The purpose of a dashboard, according to the Concise Dictionary of Things Jason Has Just Decided To Make Up a Definition Of, is to provide an at-a-glance picture of the state of some more complex entity - like a car or software project, for example. This is usually for the purpose of control.

The basic idea is that we take some action, then the dashboard gives us easy digestable feedback as to the consequences of that action, and - based on that feedback - we take another action, and get more feedback on that. And so on.

This only works, of course, if:

a. The feedback is both reliable and meaningful, and
3. The feedback is timely

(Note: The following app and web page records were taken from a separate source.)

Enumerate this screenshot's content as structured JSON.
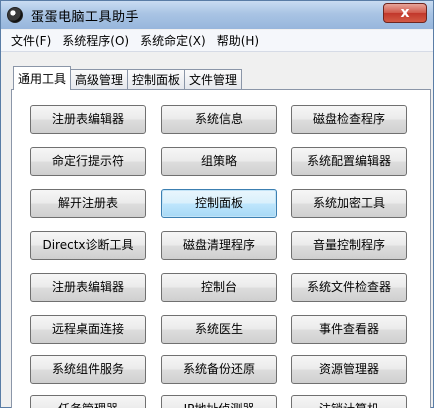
{
  "window": {
    "title": "蛋蛋电脑工具助手",
    "close_label": "x"
  },
  "menu": [
    {
      "label": "文件(F)"
    },
    {
      "label": "系统程序(O)"
    },
    {
      "label": "系统命定(X)"
    },
    {
      "label": "帮助(H)"
    }
  ],
  "tabs": [
    {
      "label": "通用工具",
      "active": true
    },
    {
      "label": "高级管理"
    },
    {
      "label": "控制面板"
    },
    {
      "label": "文件管理"
    }
  ],
  "buttons": [
    [
      "注册表编辑器",
      "系统信息",
      "磁盘检查程序"
    ],
    [
      "命定行提示符",
      "组策略",
      "系统配置编辑器"
    ],
    [
      "解开注册表",
      "控制面板",
      "系统加密工具"
    ],
    [
      "Directx诊断工具",
      "磁盘清理程序",
      "音量控制程序"
    ],
    [
      "注册表编辑器",
      "控制台",
      "系统文件检查器"
    ],
    [
      "远程桌面连接",
      "系统医生",
      "事件查看器"
    ],
    [
      "系统组件服务",
      "系统备份还原",
      "资源管理器"
    ],
    [
      "任务管理器",
      "IP地址侦测器",
      "注销计算机"
    ]
  ],
  "focused_button": "控制面板"
}
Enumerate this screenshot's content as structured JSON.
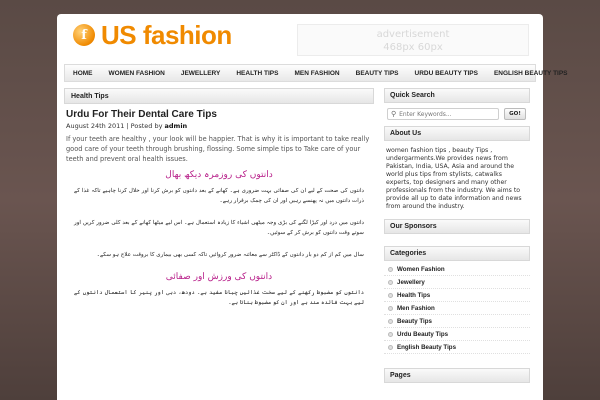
{
  "site": {
    "logo_letter": "f",
    "logo_text": "US fashion",
    "ad_line1": "advertisement",
    "ad_line2": "468px 60px"
  },
  "nav": {
    "items": [
      "HOME",
      "WOMEN FASHION",
      "JEWELLERY",
      "HEALTH TIPS",
      "MEN FASHION",
      "BEAUTY TIPS",
      "URDU BEAUTY TIPS",
      "ENGLISH BEAUTY TIPS"
    ]
  },
  "main": {
    "section_title": "Health Tips",
    "post_title": "Urdu For Their Dental Care Tips",
    "post_date": "August 24th 2011 | Posted by ",
    "post_author": "admin",
    "post_excerpt": "If your teeth are healthy , your look will be happier. That is why it is important to take really good care of your teeth through brushing, flossing. Some simple tips to Take care of your teeth and prevent oral health issues.",
    "urdu_heading_1": "دانتوں کی روزمرہ دیکھ بھال",
    "urdu_para_1": "دانتوں کی صحت کے لیے ان کی صفائی بہت ضروری ہے۔ کھانے کے بعد دانتوں کو برش کرنا اور خلال کرنا چاہیے تاکہ غذا کے ذرات دانتوں میں نہ پھنسے رہیں اور ان کی چمک برقرار رہے۔",
    "urdu_para_2": "دانتوں میں درد اور کیڑا لگنے کی بڑی وجہ میٹھی اشیاء کا زیادہ استعمال ہے۔ اس لیے میٹھا کھانے کے بعد کلی ضرور کریں اور سوتے وقت دانتوں کو برش کر کے سوئیں۔",
    "urdu_para_3": "سال میں کم از کم دو بار دانتوں کے ڈاکٹر سے معائنہ ضرور کروائیں تاکہ کسی بھی بیماری کا بروقت علاج ہو سکے۔",
    "urdu_heading_2": "دانتوں کی ورزش اور صفائی",
    "urdu_para_4": "دانتوں کو مضبوط رکھنے کے لیے سخت غذائیں چبانا مفید ہے۔ دودھ، دہی اور پنیر کا استعمال دانتوں کے لیے بہت فائدہ مند ہے اور ان کو مضبوط بناتا ہے۔"
  },
  "sidebar": {
    "quick_search_title": "Quick Search",
    "search_placeholder": "Enter Keywords...",
    "go_label": "GO!",
    "about_title": "About Us",
    "about_text": "women fashion tips , beauty Tips , undergarments.We provides news from Pakistan, India, USA, Asia and around the world plus tips from stylists, catwalks experts, top designers and many other professionals from the industry. We aims to provide all up to date information and news from around the industry.",
    "sponsors_title": "Our Sponsors",
    "categories_title": "Categories",
    "categories": [
      "Women Fashion",
      "Jewellery",
      "Health Tips",
      "Men Fashion",
      "Beauty Tips",
      "Urdu Beauty Tips",
      "English Beauty Tips"
    ],
    "pages_title": "Pages"
  }
}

A badly designed dashboard can cause all manner of shenanigans. Imagine a dashboard designed to help you manage your lawn, for example. You might want to measure the length of the grass. The might want to measure the greenness of the lawn. You might want to measure the coverage of the grass - how many blades per square foot of lawn.

But being told in late August that "your lawn is dead" won't be of much help if you really needed to be watering it in July to prevent that from happening. Or being told that your lawn is 127m above sea level and has a surface temperauture of 290.2 K, no matter how timely that news might be.

To be of practical use then, a dashboard needs 3 things:

1. Cognitive Simplicity - you should be able to digest the meaning of it in a matter of seconds
2. Timeliness - the information should, as much as possible, be a reflection of the reality now
3. Actionability - (yes, that's a made-up word) - you should be able to take some kind of action to correct any problems revealed by the dashboard

But there's a lot more to dashboard design than that, too. You also want a dashboard that is friendly - being viewed as helpful, unthreatening and, wherever possible, constructive. The dashboard in your car is probably like this. When you're running out of gas, a friendly little light might blink on to alert you, for example. And it will probably be drawing your attention to a picture of a petrol pump, thus highlighting a potential solution, too. You might be less comfortable with a dashboard that tells you that "you are a crap driver" or that "you're going to get stranded in the middle of nowhere!"

Shamefully, many project dashboards I've seen lean far more towards the "you are crap" or the "PANIC NOW!" school of feedback - neither of which is especially informative or helpful.

So, I need to add two more requirements for a good dashboard design:

4. Constructiveness - it should point you towards practical improvements, rather than just damning current performance
5. Approachability - it should not be threatening or put people off seeking feedback

And finally, we have to think of practical considerations. Maybe the perfect metric for our dashboard is number of elephants in Africa currently facing East, but how much hassle and expense would be involved in collecting that measurement every week?

In my experience, a dashboard that takes a team more than 20 minutes a week to run - including taking the measurements, capturing the data and producing the friendly visual representation - is one that's likey to end up being dropped as soon as more pressing work arises.

Which adds one final requirement to our list:

6. Practicality - a dashboard needs to not be a burden on the people who manage and use it
Posted 13 years, 1 month ago on October 22, 2007